In mid-May, the government of Morocco said that it had ‘decided to withdraw its confidence’ from UN envoy Christopher Ross, who it accused of giving ‘biased and unbalanced guidance’ on the issue of Western Sahara. Morocco invaded Western Sahara in 1975 and has illegally occupied the territory since then.
Morocco also criticised a UN report, published in April (see PN 2545), which suggested Morocco had been spying on MINURSO, the UN monitoring body for Western Sahara.
In response, UN secretary-general Ban Ki-moon expressed complete confidence in Ross.
Meanwhile, also in mid-May, Human Rights Watch (HRW) condemned the failure of the Moroccan authorities to investigate the beating of a HRW research assistant. Since Brahim Elansari was beaten by police in November 2010, in front of a US journalist, the authorities have not provided any information about the progress of any investigation.

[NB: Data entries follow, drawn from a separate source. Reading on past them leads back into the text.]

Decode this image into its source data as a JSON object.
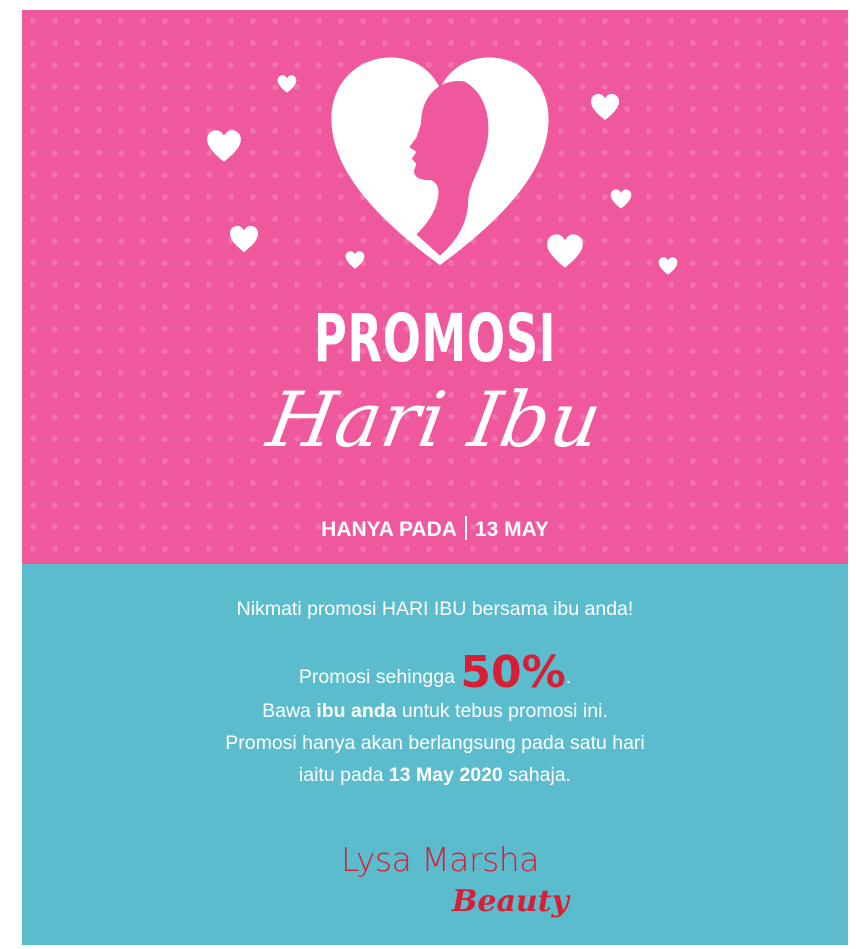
{
  "header": {
    "title": "PROMOSI",
    "script_title": "Hari Ibu",
    "date_prefix": "HANYA PADA",
    "date_value": "13 MAY"
  },
  "body": {
    "tagline": "Nikmati promosi HARI IBU bersama ibu anda!",
    "promo_prefix": "Promosi sehingga ",
    "promo_value": "50%",
    "promo_suffix": ".",
    "bawa_prefix": "Bawa ",
    "bawa_bold": "ibu anda",
    "bawa_suffix": " untuk tebus promosi ini.",
    "only_line": "Promosi hanya akan berlangsung pada satu hari",
    "iaitu_prefix": "iaitu pada ",
    "iaitu_bold": "13 May 2020",
    "iaitu_suffix": " sahaja."
  },
  "brand": {
    "name_line1": "Lysa Marsha",
    "name_line2": "Beauty"
  },
  "colors": {
    "pink_background": "#f0589e",
    "teal_background": "#5bbccd",
    "accent_red": "#d81e35",
    "text_white": "#ffffff"
  },
  "icons": [
    "heart-woman-silhouette-icon",
    "heart-icon"
  ]
}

‘If there is impunity for police who beat up a citizen who works for an international organization in broad daylight, in front of witnesses and despite formal complaints, it’s clear how vulnerable ordinary citizens are,’ said Sarah Leah Whitson, Middle East and North Africa director at Human Rights Watch